Provided data section start

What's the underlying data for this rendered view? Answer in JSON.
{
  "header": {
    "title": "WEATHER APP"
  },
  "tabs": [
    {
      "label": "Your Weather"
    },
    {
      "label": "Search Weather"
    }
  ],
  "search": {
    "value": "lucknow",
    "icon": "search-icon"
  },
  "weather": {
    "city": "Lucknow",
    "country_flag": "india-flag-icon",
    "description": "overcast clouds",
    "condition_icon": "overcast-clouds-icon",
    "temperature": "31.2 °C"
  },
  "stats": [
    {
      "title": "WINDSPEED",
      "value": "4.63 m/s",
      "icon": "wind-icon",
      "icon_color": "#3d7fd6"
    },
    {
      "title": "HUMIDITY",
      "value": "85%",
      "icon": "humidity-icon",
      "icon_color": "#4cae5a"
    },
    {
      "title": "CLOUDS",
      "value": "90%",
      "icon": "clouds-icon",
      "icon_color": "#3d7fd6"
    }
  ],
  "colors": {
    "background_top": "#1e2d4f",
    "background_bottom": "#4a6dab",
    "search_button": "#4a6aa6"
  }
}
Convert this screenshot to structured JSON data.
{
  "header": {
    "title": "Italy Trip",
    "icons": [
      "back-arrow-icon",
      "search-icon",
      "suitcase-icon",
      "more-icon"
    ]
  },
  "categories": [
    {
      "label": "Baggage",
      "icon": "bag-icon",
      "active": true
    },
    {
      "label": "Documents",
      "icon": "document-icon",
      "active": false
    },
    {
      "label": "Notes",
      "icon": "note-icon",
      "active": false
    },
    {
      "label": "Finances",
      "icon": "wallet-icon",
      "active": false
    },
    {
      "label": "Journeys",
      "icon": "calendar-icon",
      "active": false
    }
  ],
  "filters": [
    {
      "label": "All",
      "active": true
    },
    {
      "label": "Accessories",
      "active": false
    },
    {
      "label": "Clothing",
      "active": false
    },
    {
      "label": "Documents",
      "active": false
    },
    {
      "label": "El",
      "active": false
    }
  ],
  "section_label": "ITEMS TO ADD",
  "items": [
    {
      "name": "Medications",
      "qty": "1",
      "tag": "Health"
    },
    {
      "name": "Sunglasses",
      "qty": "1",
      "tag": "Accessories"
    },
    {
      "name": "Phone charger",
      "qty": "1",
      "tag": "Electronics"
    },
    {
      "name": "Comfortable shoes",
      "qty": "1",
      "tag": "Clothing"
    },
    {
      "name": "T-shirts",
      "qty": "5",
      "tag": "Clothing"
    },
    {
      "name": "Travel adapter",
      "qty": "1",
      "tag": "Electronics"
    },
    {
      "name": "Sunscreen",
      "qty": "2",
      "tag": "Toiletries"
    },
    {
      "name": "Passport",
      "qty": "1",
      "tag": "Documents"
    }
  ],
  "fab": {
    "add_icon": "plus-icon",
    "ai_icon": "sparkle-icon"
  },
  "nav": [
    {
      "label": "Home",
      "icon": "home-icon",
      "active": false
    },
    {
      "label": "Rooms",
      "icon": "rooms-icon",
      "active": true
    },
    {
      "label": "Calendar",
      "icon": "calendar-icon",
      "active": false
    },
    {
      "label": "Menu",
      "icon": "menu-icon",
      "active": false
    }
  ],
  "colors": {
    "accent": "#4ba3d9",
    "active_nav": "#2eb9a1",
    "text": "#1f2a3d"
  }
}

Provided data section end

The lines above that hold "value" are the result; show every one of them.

    "value": "lucknow",
      "value": "4.63 m/s",
      "value": "85%",
      "value": "90%",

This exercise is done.